WESTERN governments on Friday teamed up to criticise President Robert Mugabe’s administration over its poor human rights record which worsened this week after Zimbabwean authorities suppressed two anti-government protests.
Police on Wednesday used truncheons, teargas and water cannon to break up a demonstration organised by opposition MDC-T youths in Harare protesting against rising incidents of police brutality against civilians.
On Thursday, police arrested and charged 13 men for allegedly committing public violence during Wednesday’s anti-government protest during which some shops were looted and roads barricaded as anger against Mugabe’s rule escalates in the troubled southern African country.
On Friday, police deployed personnel at Freedom Square, a popular gathering spot for opposition activities, where they dispersed protesters and fired teargas to thwart a protest organised by a coalition of opposition political parties including former Prime Minister Morgan Tsvangirai and Mugabe’s estranged ally Joice Mujuru.
The demonstration, endorsed by major opposition parties, was aimed at forcing Mugabe’s Zanu PF led government to implement electoral reforms ahead of the 2018 vote.
The police suppression of the protest took place despite human rights lawyers who represented the coalition of political parties winning a court order overturning the police ban of the march.
Western governments among them, the United States of America called on the government to exhibit restraint and respect the human rights of all Zimbabwean citizens.
“We urge everyone to engage in non-violent discourse and for all those involved in protests, participants and law enforcement alike – to abstain from violence and intimidation and seek peaceful resolutions. Violence is never acceptable,” reads part of the US embassy statement in which Washington criticised the government for threatening to crack down on activists using social media.
“We fear these threats will further limit the right of Zimbabweans to exercise freedoms of expression and peaceful assembly, which are enshrined in the Zimbabwean Constitution, protected under Zimbabwe’s international human rights obligations, and core values of any functioning democracy,” the US embassy said.
The Australian Embassy called on the government to respect the rule of law, human rights, right to free speech, freedom of assembly and other democratic freedoms.
“We encourage the government of Zimbabwe to ensure the democratic freedoms of all Zimbabweans are fully protected,” reads part of the statement issued by the Australian embassy.
Canada urged the government to ensure that “public policing and justice are consistent with the government’s constitutional obligation to respect basic human rights and freedoms.”
Tension has been rising in Zimbabwe as the country’s political and economic crisis worsens.
In recent months, pro-democracy campaigners have been rolling out protests almost on a weekly basis against Mugabe’s clueless administration over worsening economic hardships, rising poverty levels, cash shortages and high unemployment.

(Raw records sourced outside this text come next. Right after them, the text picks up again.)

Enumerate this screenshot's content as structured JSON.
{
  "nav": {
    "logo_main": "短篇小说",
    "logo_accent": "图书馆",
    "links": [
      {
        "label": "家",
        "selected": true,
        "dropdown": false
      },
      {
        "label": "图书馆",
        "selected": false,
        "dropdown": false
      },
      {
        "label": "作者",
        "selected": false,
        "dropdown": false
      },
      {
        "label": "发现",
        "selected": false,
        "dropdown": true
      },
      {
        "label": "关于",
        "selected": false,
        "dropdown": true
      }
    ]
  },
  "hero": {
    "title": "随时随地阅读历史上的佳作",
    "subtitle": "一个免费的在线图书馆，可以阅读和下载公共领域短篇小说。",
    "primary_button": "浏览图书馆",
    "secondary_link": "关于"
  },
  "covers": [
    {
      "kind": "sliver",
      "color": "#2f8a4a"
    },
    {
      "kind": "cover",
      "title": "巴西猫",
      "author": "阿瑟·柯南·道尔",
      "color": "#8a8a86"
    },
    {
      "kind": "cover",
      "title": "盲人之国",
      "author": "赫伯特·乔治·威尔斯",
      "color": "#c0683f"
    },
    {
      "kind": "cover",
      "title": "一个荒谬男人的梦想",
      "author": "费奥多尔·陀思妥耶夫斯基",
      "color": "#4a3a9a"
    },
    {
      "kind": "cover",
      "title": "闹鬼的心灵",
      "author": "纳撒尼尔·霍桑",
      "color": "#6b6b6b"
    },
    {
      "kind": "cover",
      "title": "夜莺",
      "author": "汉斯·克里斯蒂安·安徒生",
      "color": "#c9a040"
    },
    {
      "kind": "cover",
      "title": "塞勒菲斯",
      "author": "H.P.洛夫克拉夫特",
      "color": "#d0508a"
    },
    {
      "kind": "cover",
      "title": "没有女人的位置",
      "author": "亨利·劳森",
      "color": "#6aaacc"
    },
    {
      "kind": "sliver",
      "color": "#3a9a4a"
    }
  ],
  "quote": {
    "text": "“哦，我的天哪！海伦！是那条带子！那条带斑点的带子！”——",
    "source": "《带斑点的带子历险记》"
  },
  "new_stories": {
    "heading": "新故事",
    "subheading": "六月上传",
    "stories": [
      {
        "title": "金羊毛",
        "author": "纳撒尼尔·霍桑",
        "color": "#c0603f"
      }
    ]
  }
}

Critics blame Mugabe, who is now aged 92 years for presiding over the country’s economic and political catastrophe, a charge which the nonagenarian leader denies and blames western governments for sponsoring opposition groups to topple him from power.
However, opposition political parties and rights groups deny Mugabe’s charges.